(Page and application data records)
= Beginning of Section =

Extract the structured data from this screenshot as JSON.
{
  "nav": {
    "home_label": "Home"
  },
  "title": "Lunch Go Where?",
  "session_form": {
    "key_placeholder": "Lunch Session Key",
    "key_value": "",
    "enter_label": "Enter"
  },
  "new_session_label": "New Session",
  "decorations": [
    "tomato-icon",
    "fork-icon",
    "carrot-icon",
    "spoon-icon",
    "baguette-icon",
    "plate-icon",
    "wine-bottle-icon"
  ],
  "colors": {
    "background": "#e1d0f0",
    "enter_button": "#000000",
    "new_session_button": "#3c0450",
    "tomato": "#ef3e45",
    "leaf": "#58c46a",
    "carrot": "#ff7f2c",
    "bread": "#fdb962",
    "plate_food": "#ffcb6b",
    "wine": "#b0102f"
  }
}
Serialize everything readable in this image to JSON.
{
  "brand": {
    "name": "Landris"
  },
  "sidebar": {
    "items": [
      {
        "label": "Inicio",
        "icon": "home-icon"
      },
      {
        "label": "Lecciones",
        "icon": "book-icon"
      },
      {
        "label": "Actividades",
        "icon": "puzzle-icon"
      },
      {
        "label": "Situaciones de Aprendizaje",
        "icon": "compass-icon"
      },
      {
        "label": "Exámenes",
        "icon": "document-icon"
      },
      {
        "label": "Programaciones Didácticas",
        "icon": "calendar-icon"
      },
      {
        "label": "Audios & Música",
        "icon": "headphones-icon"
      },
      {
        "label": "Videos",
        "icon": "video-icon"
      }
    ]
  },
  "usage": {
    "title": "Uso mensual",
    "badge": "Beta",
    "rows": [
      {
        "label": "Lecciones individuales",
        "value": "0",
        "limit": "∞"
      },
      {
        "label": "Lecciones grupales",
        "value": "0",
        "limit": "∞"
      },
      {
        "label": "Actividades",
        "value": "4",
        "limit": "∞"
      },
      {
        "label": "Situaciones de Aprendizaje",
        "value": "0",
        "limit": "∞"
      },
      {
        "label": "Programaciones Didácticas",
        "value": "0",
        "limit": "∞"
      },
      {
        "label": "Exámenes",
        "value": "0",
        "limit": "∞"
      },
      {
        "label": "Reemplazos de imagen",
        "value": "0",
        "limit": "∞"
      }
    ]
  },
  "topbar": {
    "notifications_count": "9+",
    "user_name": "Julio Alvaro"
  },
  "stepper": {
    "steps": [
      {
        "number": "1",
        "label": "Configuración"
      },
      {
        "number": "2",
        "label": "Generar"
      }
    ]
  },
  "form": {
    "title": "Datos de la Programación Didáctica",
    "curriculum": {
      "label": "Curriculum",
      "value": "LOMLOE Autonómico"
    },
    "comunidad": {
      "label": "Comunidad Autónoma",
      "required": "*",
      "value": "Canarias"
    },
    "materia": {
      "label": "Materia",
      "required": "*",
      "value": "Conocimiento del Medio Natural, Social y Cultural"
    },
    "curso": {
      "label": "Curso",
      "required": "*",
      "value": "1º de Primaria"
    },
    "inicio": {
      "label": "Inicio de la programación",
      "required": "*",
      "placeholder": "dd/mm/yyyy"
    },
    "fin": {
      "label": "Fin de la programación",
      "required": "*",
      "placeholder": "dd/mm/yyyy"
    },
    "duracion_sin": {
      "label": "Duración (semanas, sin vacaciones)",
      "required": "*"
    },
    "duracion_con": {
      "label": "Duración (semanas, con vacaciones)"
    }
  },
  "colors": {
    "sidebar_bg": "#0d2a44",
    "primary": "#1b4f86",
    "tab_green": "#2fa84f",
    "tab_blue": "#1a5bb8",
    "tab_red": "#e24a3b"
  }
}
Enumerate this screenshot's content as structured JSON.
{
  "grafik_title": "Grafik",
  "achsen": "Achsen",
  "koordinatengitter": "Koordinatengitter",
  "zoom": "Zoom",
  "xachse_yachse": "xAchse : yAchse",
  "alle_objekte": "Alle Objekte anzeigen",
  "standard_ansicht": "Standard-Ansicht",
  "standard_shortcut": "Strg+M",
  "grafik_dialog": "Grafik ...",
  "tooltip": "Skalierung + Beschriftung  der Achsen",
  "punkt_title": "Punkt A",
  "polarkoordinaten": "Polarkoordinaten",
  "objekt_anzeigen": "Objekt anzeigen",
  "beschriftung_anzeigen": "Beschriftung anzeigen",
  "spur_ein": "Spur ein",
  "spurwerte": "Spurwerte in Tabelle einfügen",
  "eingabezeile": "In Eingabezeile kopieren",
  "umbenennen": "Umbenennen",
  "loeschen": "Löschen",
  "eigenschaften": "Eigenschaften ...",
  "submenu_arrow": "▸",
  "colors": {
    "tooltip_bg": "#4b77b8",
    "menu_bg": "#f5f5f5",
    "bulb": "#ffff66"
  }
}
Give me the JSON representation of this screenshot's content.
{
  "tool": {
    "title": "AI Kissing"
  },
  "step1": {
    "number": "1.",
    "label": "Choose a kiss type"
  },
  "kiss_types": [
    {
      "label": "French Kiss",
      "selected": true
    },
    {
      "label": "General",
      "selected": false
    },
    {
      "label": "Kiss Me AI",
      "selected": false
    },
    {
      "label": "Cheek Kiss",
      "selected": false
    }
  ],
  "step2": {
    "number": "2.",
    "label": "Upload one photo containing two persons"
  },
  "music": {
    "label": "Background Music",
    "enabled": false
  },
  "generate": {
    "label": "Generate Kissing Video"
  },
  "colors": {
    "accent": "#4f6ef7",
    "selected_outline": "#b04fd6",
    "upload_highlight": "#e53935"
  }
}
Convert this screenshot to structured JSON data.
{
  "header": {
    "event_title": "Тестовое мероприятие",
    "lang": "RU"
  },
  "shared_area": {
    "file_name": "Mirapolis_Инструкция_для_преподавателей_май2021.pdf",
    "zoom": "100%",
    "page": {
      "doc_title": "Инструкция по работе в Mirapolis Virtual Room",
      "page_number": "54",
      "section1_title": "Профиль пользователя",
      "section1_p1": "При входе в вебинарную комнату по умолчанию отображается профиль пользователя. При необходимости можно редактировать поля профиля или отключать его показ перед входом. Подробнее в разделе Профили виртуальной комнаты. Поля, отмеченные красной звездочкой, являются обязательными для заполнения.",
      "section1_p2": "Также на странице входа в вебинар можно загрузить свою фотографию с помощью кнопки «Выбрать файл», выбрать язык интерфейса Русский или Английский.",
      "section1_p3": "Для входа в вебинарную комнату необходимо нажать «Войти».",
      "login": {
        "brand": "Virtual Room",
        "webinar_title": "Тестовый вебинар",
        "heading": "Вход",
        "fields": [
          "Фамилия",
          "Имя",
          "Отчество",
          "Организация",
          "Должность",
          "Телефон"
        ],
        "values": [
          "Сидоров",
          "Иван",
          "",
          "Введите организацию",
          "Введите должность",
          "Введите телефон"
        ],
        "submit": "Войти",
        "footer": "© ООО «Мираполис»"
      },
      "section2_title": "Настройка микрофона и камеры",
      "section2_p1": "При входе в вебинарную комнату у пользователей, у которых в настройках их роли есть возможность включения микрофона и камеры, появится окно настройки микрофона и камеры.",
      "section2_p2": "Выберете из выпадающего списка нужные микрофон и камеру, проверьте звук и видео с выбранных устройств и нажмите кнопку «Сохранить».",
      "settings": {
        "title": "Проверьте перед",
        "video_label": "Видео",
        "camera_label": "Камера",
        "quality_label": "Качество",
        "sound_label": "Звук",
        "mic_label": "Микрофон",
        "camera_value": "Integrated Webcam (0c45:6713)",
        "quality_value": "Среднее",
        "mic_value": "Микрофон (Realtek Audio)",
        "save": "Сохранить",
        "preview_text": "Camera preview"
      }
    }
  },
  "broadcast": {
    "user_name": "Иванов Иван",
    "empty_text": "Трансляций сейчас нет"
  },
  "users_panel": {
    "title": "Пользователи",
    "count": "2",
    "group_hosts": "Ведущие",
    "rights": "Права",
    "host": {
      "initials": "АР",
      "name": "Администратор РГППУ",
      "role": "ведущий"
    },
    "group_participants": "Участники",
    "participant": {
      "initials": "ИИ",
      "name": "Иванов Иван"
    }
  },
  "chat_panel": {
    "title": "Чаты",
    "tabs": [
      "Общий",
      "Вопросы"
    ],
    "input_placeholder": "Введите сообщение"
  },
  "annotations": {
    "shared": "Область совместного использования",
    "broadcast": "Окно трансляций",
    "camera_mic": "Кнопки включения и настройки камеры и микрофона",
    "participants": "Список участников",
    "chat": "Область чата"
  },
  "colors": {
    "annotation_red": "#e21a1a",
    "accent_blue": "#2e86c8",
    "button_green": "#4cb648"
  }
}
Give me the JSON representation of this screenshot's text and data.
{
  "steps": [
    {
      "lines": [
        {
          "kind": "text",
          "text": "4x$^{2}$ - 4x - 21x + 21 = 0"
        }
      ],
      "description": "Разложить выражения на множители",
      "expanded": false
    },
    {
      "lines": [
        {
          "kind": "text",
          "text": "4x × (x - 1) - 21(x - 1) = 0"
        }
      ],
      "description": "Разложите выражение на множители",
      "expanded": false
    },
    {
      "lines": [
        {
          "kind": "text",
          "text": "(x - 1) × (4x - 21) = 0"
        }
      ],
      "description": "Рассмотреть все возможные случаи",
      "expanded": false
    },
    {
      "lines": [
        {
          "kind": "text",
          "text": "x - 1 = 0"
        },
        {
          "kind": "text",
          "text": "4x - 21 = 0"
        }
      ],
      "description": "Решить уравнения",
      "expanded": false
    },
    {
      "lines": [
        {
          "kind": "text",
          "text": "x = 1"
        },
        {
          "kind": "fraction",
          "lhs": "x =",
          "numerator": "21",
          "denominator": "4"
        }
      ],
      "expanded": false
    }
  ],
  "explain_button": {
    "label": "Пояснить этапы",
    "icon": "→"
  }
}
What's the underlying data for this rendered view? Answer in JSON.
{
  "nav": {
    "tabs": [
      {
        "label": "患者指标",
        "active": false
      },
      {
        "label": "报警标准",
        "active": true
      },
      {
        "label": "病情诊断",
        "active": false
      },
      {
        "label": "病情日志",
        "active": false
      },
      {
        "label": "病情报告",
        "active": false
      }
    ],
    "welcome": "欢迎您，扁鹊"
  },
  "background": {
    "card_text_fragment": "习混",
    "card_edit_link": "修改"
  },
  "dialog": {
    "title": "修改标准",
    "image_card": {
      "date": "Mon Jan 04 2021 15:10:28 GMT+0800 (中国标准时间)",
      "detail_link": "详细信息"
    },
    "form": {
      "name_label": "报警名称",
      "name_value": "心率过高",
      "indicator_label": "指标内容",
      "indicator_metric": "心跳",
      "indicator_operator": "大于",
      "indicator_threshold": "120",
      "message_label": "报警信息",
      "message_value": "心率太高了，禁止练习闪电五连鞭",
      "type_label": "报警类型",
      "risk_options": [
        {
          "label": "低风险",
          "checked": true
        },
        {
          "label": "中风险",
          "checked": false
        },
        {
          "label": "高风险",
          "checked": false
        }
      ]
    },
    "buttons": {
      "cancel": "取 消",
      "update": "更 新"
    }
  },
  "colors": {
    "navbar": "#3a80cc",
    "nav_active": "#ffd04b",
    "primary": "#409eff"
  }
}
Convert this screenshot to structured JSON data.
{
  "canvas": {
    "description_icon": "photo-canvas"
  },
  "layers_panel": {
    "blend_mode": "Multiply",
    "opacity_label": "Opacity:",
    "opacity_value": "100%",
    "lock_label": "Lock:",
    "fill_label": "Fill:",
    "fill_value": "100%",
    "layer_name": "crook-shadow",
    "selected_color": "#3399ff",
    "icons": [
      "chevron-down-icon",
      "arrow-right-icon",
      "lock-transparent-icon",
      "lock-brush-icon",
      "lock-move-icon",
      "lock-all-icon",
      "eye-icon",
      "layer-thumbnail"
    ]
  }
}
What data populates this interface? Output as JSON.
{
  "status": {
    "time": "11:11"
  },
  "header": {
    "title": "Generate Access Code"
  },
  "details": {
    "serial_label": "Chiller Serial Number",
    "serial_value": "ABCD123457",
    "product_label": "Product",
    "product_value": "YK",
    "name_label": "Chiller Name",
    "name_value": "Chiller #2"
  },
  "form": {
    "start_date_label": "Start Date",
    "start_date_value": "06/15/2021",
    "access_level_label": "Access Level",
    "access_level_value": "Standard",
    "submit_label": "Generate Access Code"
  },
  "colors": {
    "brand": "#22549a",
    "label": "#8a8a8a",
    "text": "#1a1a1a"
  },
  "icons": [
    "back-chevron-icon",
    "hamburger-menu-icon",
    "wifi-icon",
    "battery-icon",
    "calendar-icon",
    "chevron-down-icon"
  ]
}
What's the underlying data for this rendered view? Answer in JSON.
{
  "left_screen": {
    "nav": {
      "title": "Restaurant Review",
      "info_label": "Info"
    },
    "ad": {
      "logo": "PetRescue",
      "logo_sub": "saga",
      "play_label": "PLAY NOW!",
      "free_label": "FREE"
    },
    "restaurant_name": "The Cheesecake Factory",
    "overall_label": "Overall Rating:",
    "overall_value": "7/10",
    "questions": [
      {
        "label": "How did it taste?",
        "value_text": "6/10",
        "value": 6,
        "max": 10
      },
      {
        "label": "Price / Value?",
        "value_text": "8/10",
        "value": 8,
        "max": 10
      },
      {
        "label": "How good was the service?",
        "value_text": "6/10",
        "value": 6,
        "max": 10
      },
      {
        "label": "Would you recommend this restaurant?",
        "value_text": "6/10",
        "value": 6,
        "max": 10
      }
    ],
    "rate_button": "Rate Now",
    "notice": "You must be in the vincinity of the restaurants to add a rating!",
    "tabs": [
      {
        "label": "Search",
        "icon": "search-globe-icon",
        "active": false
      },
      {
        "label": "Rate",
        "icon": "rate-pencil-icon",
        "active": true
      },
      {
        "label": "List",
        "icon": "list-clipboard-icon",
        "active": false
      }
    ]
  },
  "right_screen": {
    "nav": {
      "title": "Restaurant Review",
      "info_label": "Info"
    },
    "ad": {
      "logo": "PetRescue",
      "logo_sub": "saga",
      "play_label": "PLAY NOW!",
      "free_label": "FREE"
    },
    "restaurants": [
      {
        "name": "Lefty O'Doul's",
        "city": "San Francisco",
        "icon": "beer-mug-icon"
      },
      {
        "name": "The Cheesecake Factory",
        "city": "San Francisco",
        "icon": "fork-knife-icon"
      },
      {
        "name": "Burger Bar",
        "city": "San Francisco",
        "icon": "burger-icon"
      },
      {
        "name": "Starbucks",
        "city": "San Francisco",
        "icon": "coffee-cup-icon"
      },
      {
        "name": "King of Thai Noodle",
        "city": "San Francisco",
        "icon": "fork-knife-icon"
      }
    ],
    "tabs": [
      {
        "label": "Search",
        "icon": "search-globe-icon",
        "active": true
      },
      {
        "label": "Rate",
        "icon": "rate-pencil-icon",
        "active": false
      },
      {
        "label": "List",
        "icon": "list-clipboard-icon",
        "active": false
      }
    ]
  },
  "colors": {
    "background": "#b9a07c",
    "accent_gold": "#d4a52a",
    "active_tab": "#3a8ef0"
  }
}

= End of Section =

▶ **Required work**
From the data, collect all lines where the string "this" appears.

▶ **Response below**
Extract the structured data from this screenshot as JSON.
Serialize everything readable in this image to JSON.
Enumerate this screenshot's content as structured JSON.
Give me the JSON representation of this screenshot's content.
Convert this screenshot to structured JSON data.
Give me the JSON representation of this screenshot's text and data.
What's the underlying data for this rendered view? Answer in JSON.
Convert this screenshot to structured JSON data.
What data populates this interface? Output as JSON.
What's the underlying data for this rendered view? Answer in JSON.
        "label": "Would you recommend this restaurant?",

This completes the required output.